Friedman says the terrorists and most Iraqis understand what’s at stake, the ones who don’t are in the Pentagon and the White House, people who talk the talk about winning the peace, but won’t walk the walk.
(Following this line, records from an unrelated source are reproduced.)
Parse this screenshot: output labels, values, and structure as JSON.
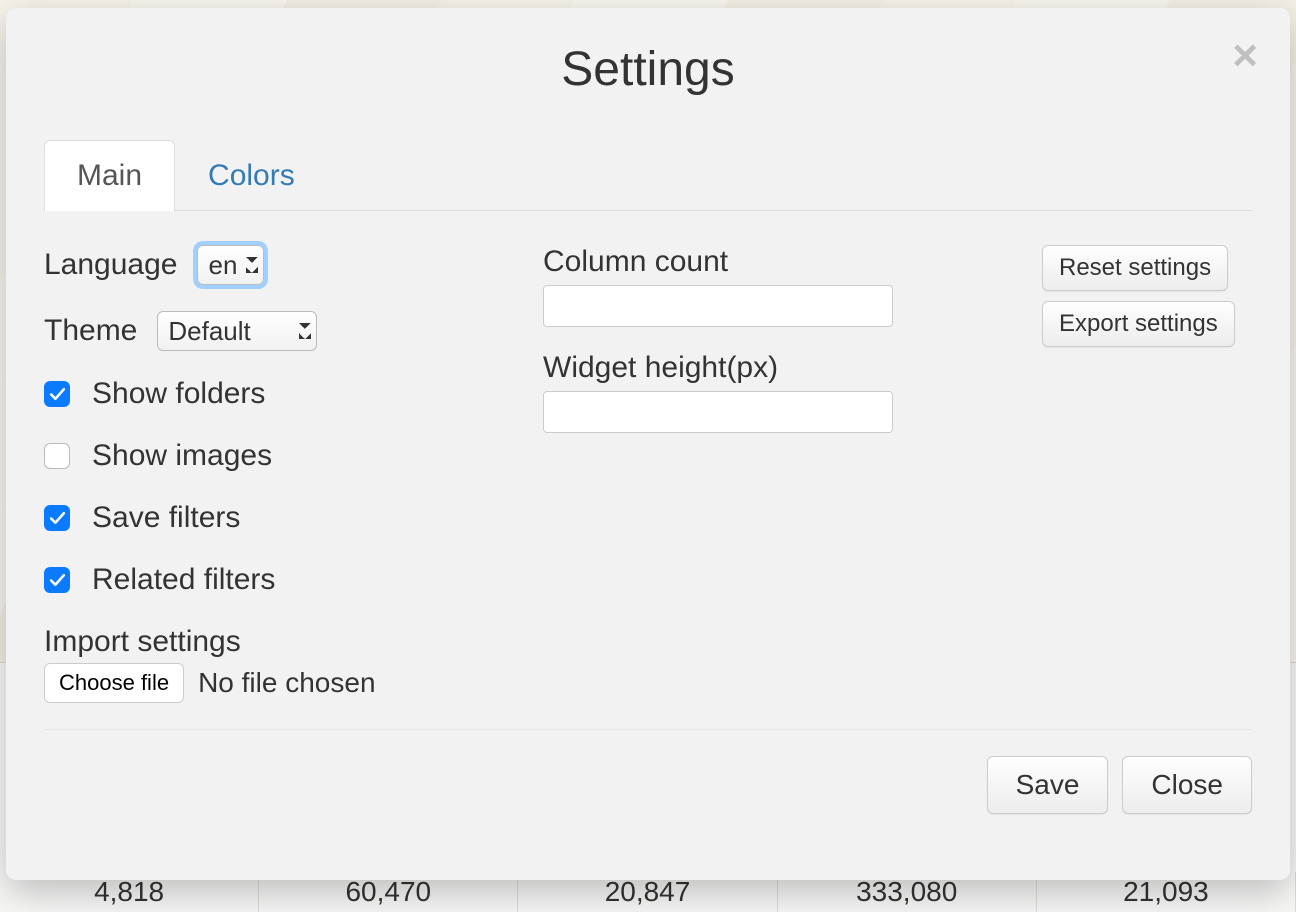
{
  "modal": {
    "title": "Settings",
    "tabs": {
      "main": "Main",
      "colors": "Colors"
    }
  },
  "main": {
    "language_label": "Language",
    "language_value": "en",
    "theme_label": "Theme",
    "theme_value": "Default",
    "show_folders_label": "Show folders",
    "show_folders_checked": true,
    "show_images_label": "Show images",
    "show_images_checked": false,
    "save_filters_label": "Save filters",
    "save_filters_checked": true,
    "related_filters_label": "Related filters",
    "related_filters_checked": true,
    "import_label": "Import settings",
    "choose_file_label": "Choose file",
    "file_status": "No file chosen",
    "column_count_label": "Column count",
    "column_count_value": "",
    "widget_height_label": "Widget height(px)",
    "widget_height_value": ""
  },
  "actions": {
    "reset": "Reset settings",
    "export": "Export settings",
    "save": "Save",
    "close": "Close"
  },
  "background_values": [
    "4,818",
    "60,470",
    "20,847",
    "333,080",
    "21,093"
  ]
}
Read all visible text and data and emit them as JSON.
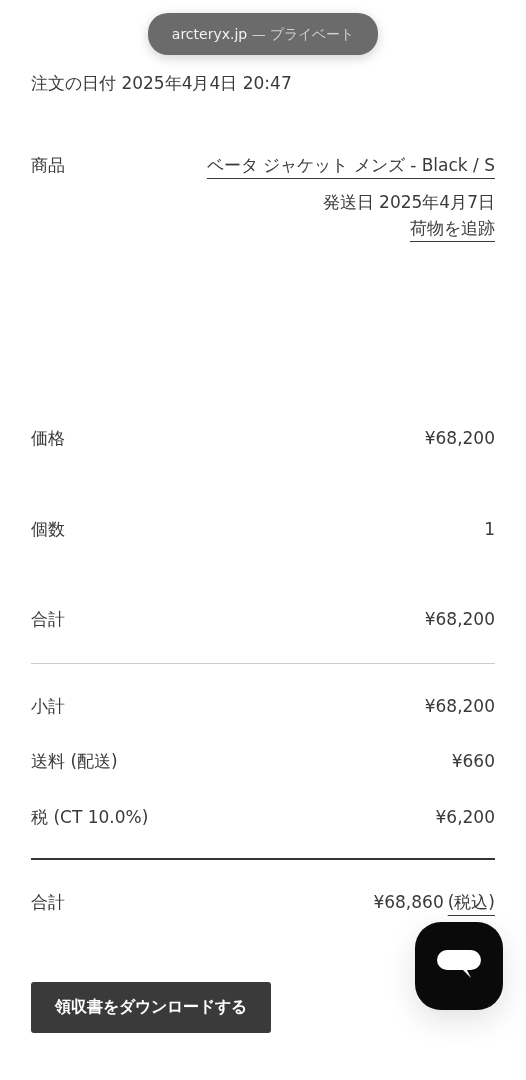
{
  "browser_bar": {
    "domain": "arcteryx.jp",
    "mode": "— プライベート"
  },
  "order_date": {
    "label": "注文の日付",
    "value": "2025年4月4日 20:47"
  },
  "item": {
    "label": "商品",
    "name": "ベータ ジャケット メンズ - Black / S",
    "ship_date": "発送日 2025年4月7日",
    "track_link": "荷物を追跡"
  },
  "item_rows": [
    {
      "label": "価格",
      "value": "¥68,200"
    },
    {
      "label": "個数",
      "value": "1"
    },
    {
      "label": "合計",
      "value": "¥68,200"
    }
  ],
  "summary_rows": [
    {
      "label": "小計",
      "value": "¥68,200"
    },
    {
      "label": "送料 (配送)",
      "value": "¥660"
    },
    {
      "label": "税 (CT 10.0%)",
      "value": "¥6,200"
    }
  ],
  "grand_total": {
    "label": "合計",
    "value": "¥68,860",
    "note": "(税込)"
  },
  "download_button": "領収書をダウンロードする"
}
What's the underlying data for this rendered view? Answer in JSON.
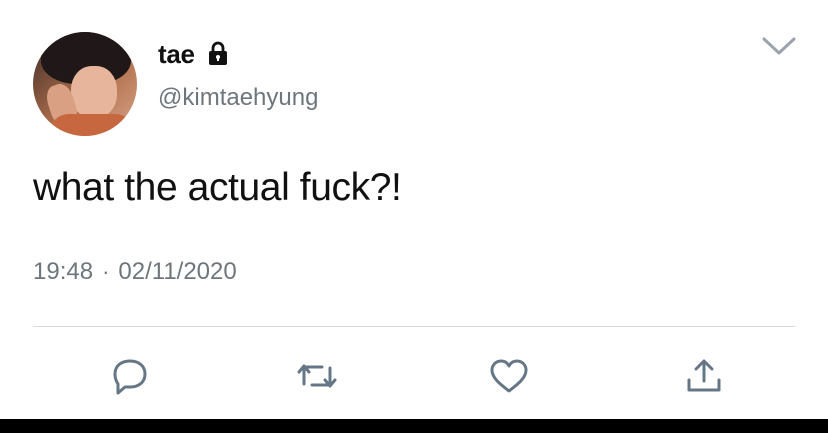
{
  "tweet": {
    "display_name": "tae",
    "handle": "@kimtaehyung",
    "text": "what the actual fuck?!",
    "time": "19:48",
    "separator": "·",
    "date": "02/11/2020"
  },
  "icons": {
    "protected": "lock-icon",
    "more": "chevron-down-icon",
    "reply": "reply-icon",
    "retweet": "retweet-icon",
    "like": "heart-icon",
    "share": "share-icon"
  },
  "colors": {
    "text_primary": "#111111",
    "text_secondary": "#6e767d",
    "icon_gray": "#657786",
    "divider": "#d7dbdf"
  }
}
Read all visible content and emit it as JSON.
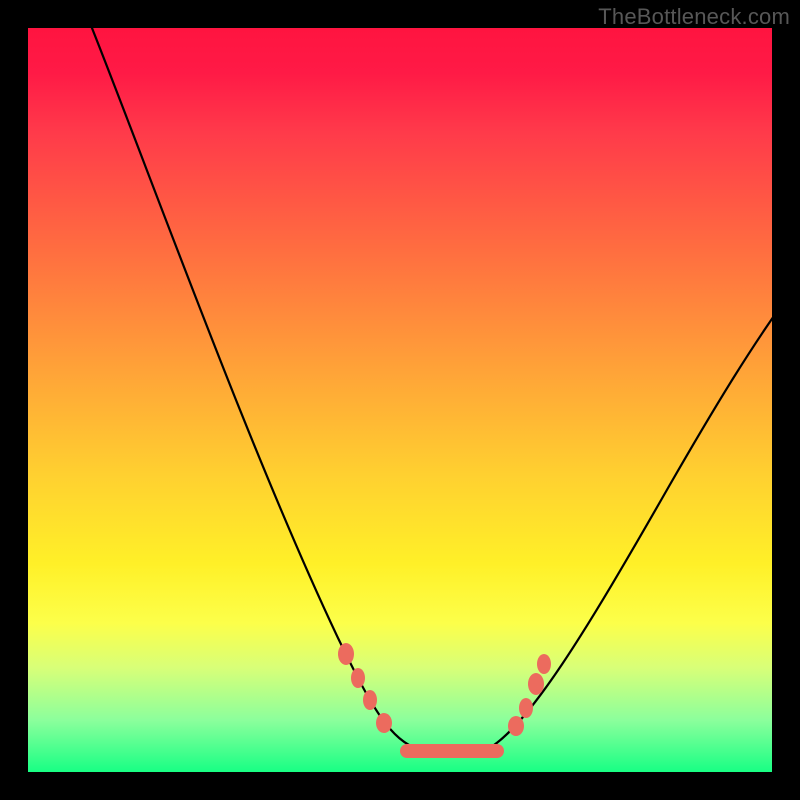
{
  "watermark": "TheBottleneck.com",
  "colors": {
    "marker": "#ec6b5e",
    "curve": "#000000",
    "frame": "#000000"
  },
  "chart_data": {
    "type": "line",
    "title": "",
    "xlabel": "",
    "ylabel": "",
    "xlim": [
      0,
      100
    ],
    "ylim": [
      0,
      100
    ],
    "x": [
      0,
      5,
      10,
      15,
      20,
      25,
      30,
      35,
      40,
      45,
      48,
      50,
      52,
      55,
      58,
      60,
      62,
      65,
      70,
      75,
      80,
      85,
      90,
      95,
      100
    ],
    "y": [
      100,
      90,
      80,
      70,
      60,
      50,
      40,
      30,
      20,
      10,
      5,
      2,
      1,
      1,
      1,
      1,
      2,
      6,
      15,
      24,
      32,
      40,
      47,
      54,
      60
    ],
    "series": [
      {
        "name": "bottleneck-curve",
        "x_ref": "x",
        "y_ref": "y"
      }
    ],
    "markers": {
      "note": "highlighted points along curve near valley",
      "points": [
        {
          "x": 42,
          "y": 12
        },
        {
          "x": 44,
          "y": 9
        },
        {
          "x": 46,
          "y": 6
        },
        {
          "x": 48,
          "y": 4
        },
        {
          "x": 52,
          "y": 1
        },
        {
          "x": 58,
          "y": 1
        },
        {
          "x": 63,
          "y": 3
        },
        {
          "x": 65,
          "y": 7
        },
        {
          "x": 67,
          "y": 11
        },
        {
          "x": 68,
          "y": 14
        }
      ],
      "valley_band": {
        "x_start": 50,
        "x_end": 62,
        "y": 1
      }
    }
  }
}
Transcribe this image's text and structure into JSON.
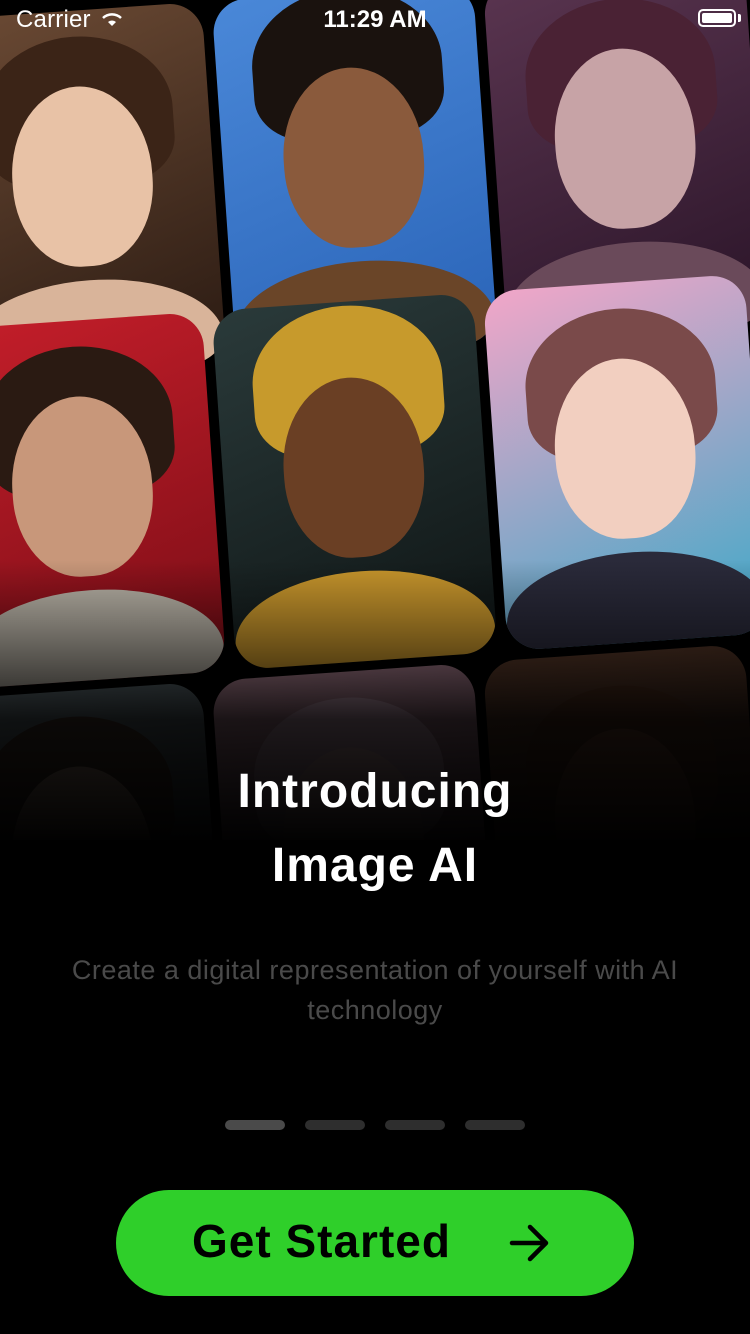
{
  "status_bar": {
    "carrier": "Carrier",
    "time": "11:29 AM",
    "icons": [
      "wifi-icon",
      "battery-icon"
    ]
  },
  "collage": {
    "tiles": [
      {
        "name": "portrait-young-man-curly-hair"
      },
      {
        "name": "portrait-man-beard-blue-background"
      },
      {
        "name": "portrait-fantasy-woman-purple"
      },
      {
        "name": "portrait-man-red-background"
      },
      {
        "name": "portrait-egyptian-queen"
      },
      {
        "name": "portrait-anime-woman-pink"
      },
      {
        "name": "portrait-person-teal"
      },
      {
        "name": "portrait-person-pink-hair"
      },
      {
        "name": "portrait-bald-man"
      }
    ]
  },
  "onboarding": {
    "title_line1": "Introducing",
    "title_line2": "Image AI",
    "subtitle": "Create a digital representation of yourself with AI technology",
    "pages": 4,
    "active_page": 1
  },
  "cta": {
    "label": "Get Started",
    "icon": "arrow-right-icon",
    "color": "#2fcf2a"
  }
}
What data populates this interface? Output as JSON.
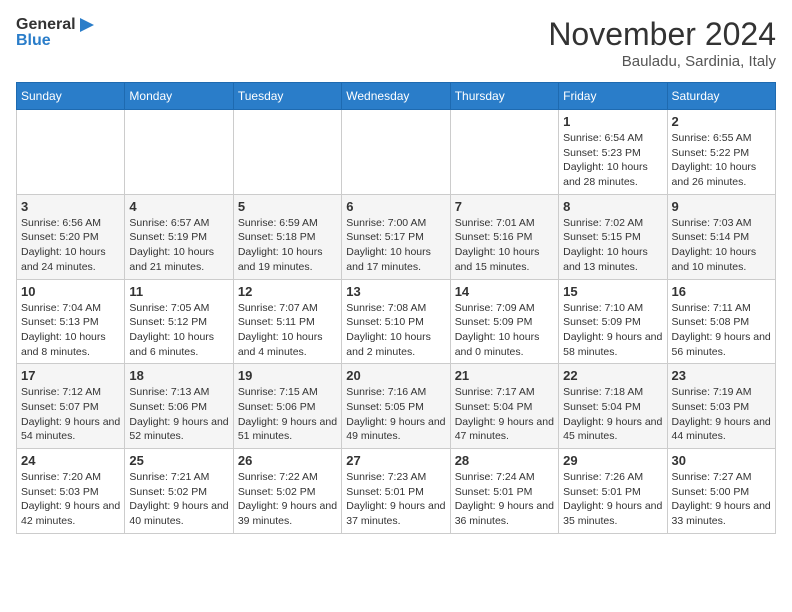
{
  "header": {
    "logo_general": "General",
    "logo_blue": "Blue",
    "month_title": "November 2024",
    "location": "Bauladu, Sardinia, Italy"
  },
  "weekdays": [
    "Sunday",
    "Monday",
    "Tuesday",
    "Wednesday",
    "Thursday",
    "Friday",
    "Saturday"
  ],
  "weeks": [
    [
      {
        "day": "",
        "info": ""
      },
      {
        "day": "",
        "info": ""
      },
      {
        "day": "",
        "info": ""
      },
      {
        "day": "",
        "info": ""
      },
      {
        "day": "",
        "info": ""
      },
      {
        "day": "1",
        "info": "Sunrise: 6:54 AM\nSunset: 5:23 PM\nDaylight: 10 hours and 28 minutes."
      },
      {
        "day": "2",
        "info": "Sunrise: 6:55 AM\nSunset: 5:22 PM\nDaylight: 10 hours and 26 minutes."
      }
    ],
    [
      {
        "day": "3",
        "info": "Sunrise: 6:56 AM\nSunset: 5:20 PM\nDaylight: 10 hours and 24 minutes."
      },
      {
        "day": "4",
        "info": "Sunrise: 6:57 AM\nSunset: 5:19 PM\nDaylight: 10 hours and 21 minutes."
      },
      {
        "day": "5",
        "info": "Sunrise: 6:59 AM\nSunset: 5:18 PM\nDaylight: 10 hours and 19 minutes."
      },
      {
        "day": "6",
        "info": "Sunrise: 7:00 AM\nSunset: 5:17 PM\nDaylight: 10 hours and 17 minutes."
      },
      {
        "day": "7",
        "info": "Sunrise: 7:01 AM\nSunset: 5:16 PM\nDaylight: 10 hours and 15 minutes."
      },
      {
        "day": "8",
        "info": "Sunrise: 7:02 AM\nSunset: 5:15 PM\nDaylight: 10 hours and 13 minutes."
      },
      {
        "day": "9",
        "info": "Sunrise: 7:03 AM\nSunset: 5:14 PM\nDaylight: 10 hours and 10 minutes."
      }
    ],
    [
      {
        "day": "10",
        "info": "Sunrise: 7:04 AM\nSunset: 5:13 PM\nDaylight: 10 hours and 8 minutes."
      },
      {
        "day": "11",
        "info": "Sunrise: 7:05 AM\nSunset: 5:12 PM\nDaylight: 10 hours and 6 minutes."
      },
      {
        "day": "12",
        "info": "Sunrise: 7:07 AM\nSunset: 5:11 PM\nDaylight: 10 hours and 4 minutes."
      },
      {
        "day": "13",
        "info": "Sunrise: 7:08 AM\nSunset: 5:10 PM\nDaylight: 10 hours and 2 minutes."
      },
      {
        "day": "14",
        "info": "Sunrise: 7:09 AM\nSunset: 5:09 PM\nDaylight: 10 hours and 0 minutes."
      },
      {
        "day": "15",
        "info": "Sunrise: 7:10 AM\nSunset: 5:09 PM\nDaylight: 9 hours and 58 minutes."
      },
      {
        "day": "16",
        "info": "Sunrise: 7:11 AM\nSunset: 5:08 PM\nDaylight: 9 hours and 56 minutes."
      }
    ],
    [
      {
        "day": "17",
        "info": "Sunrise: 7:12 AM\nSunset: 5:07 PM\nDaylight: 9 hours and 54 minutes."
      },
      {
        "day": "18",
        "info": "Sunrise: 7:13 AM\nSunset: 5:06 PM\nDaylight: 9 hours and 52 minutes."
      },
      {
        "day": "19",
        "info": "Sunrise: 7:15 AM\nSunset: 5:06 PM\nDaylight: 9 hours and 51 minutes."
      },
      {
        "day": "20",
        "info": "Sunrise: 7:16 AM\nSunset: 5:05 PM\nDaylight: 9 hours and 49 minutes."
      },
      {
        "day": "21",
        "info": "Sunrise: 7:17 AM\nSunset: 5:04 PM\nDaylight: 9 hours and 47 minutes."
      },
      {
        "day": "22",
        "info": "Sunrise: 7:18 AM\nSunset: 5:04 PM\nDaylight: 9 hours and 45 minutes."
      },
      {
        "day": "23",
        "info": "Sunrise: 7:19 AM\nSunset: 5:03 PM\nDaylight: 9 hours and 44 minutes."
      }
    ],
    [
      {
        "day": "24",
        "info": "Sunrise: 7:20 AM\nSunset: 5:03 PM\nDaylight: 9 hours and 42 minutes."
      },
      {
        "day": "25",
        "info": "Sunrise: 7:21 AM\nSunset: 5:02 PM\nDaylight: 9 hours and 40 minutes."
      },
      {
        "day": "26",
        "info": "Sunrise: 7:22 AM\nSunset: 5:02 PM\nDaylight: 9 hours and 39 minutes."
      },
      {
        "day": "27",
        "info": "Sunrise: 7:23 AM\nSunset: 5:01 PM\nDaylight: 9 hours and 37 minutes."
      },
      {
        "day": "28",
        "info": "Sunrise: 7:24 AM\nSunset: 5:01 PM\nDaylight: 9 hours and 36 minutes."
      },
      {
        "day": "29",
        "info": "Sunrise: 7:26 AM\nSunset: 5:01 PM\nDaylight: 9 hours and 35 minutes."
      },
      {
        "day": "30",
        "info": "Sunrise: 7:27 AM\nSunset: 5:00 PM\nDaylight: 9 hours and 33 minutes."
      }
    ]
  ]
}
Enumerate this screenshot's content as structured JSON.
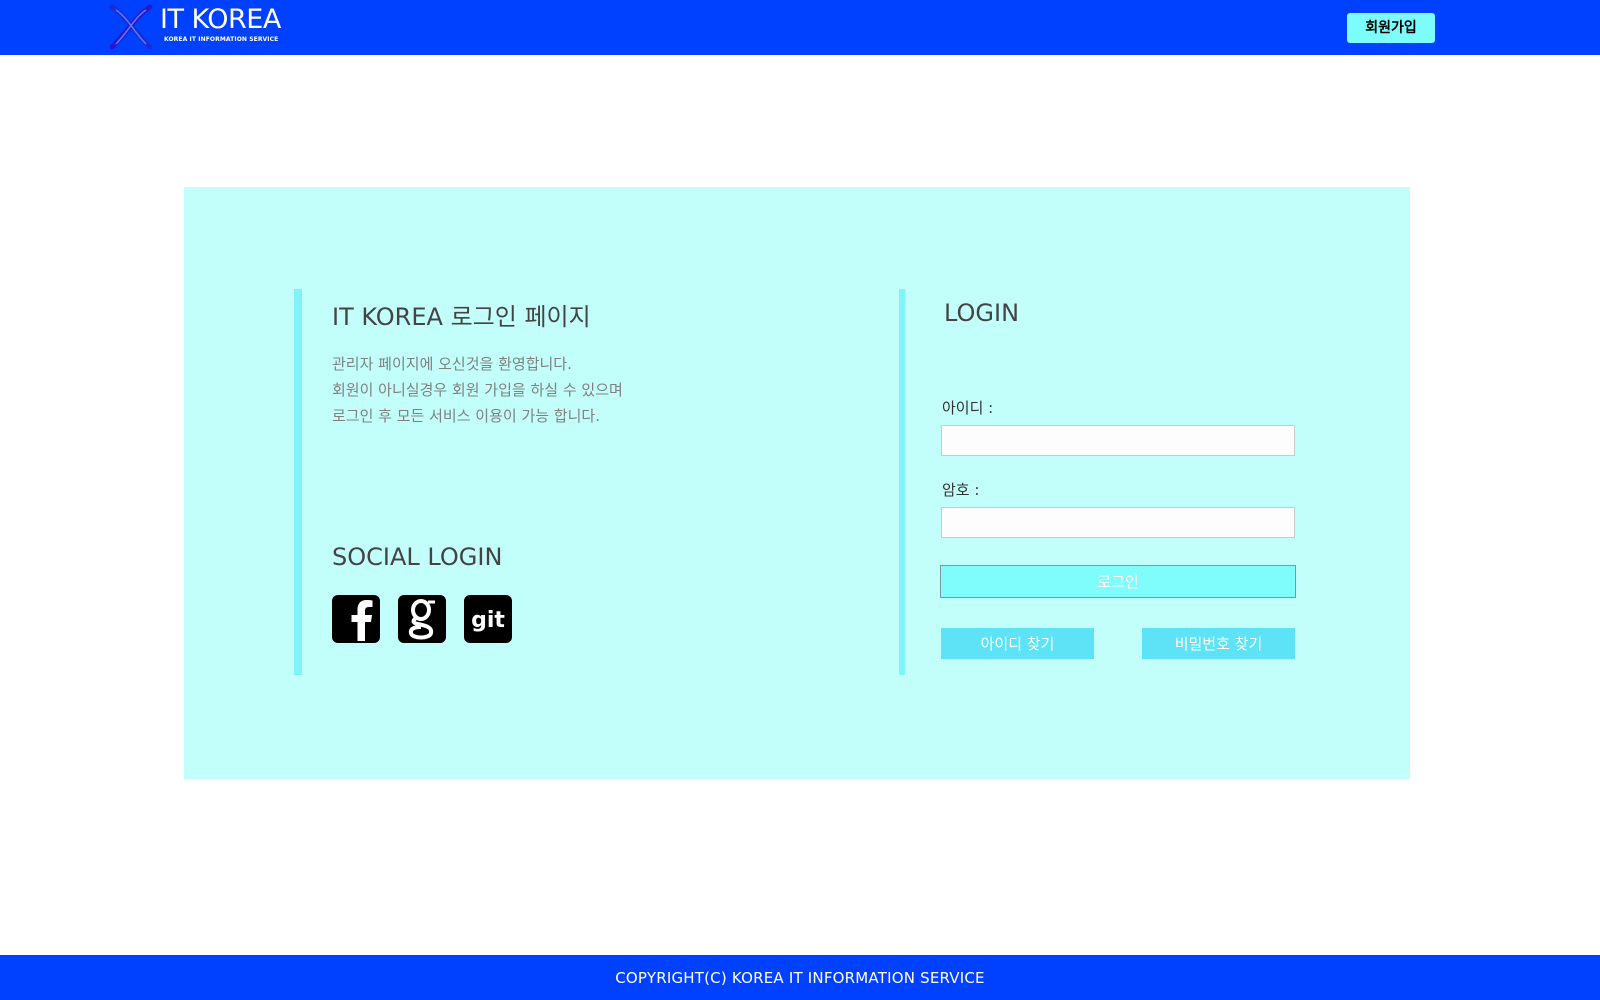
{
  "header": {
    "logo_title": "IT KOREA",
    "logo_subtitle": "KOREA IT INFORMATION SERVICE",
    "signup_label": "회원가입"
  },
  "intro": {
    "title": "IT KOREA 로그인 페이지",
    "lines": [
      "관리자 페이지에 오신것을 환영합니다.",
      "회원이 아니실경우 회원 가입을 하실 수 있으며",
      "로그인 후 모든 서비스 이용이 가능 합니다."
    ]
  },
  "social": {
    "title": "SOCIAL LOGIN",
    "icons": [
      "facebook-icon",
      "google-icon",
      "git-icon"
    ]
  },
  "login": {
    "title": "LOGIN",
    "id_label": "아이디 :",
    "id_value": "",
    "pw_label": "암호 :",
    "pw_value": "",
    "submit_label": "로그인",
    "find_id_label": "아이디 찾기",
    "find_pw_label": "비밀번호 찾기"
  },
  "footer": {
    "copyright": "COPYRIGHT(C) KOREA IT INFORMATION SERVICE"
  },
  "colors": {
    "header_bg": "#0041ff",
    "panel_bg": "#c2fffb",
    "accent": "#7dfcfc",
    "find_button": "#5ee3f6"
  }
}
Tom Friedman, New York Times foreign affairs columnist and author of the book “Longitudes and Attitudes”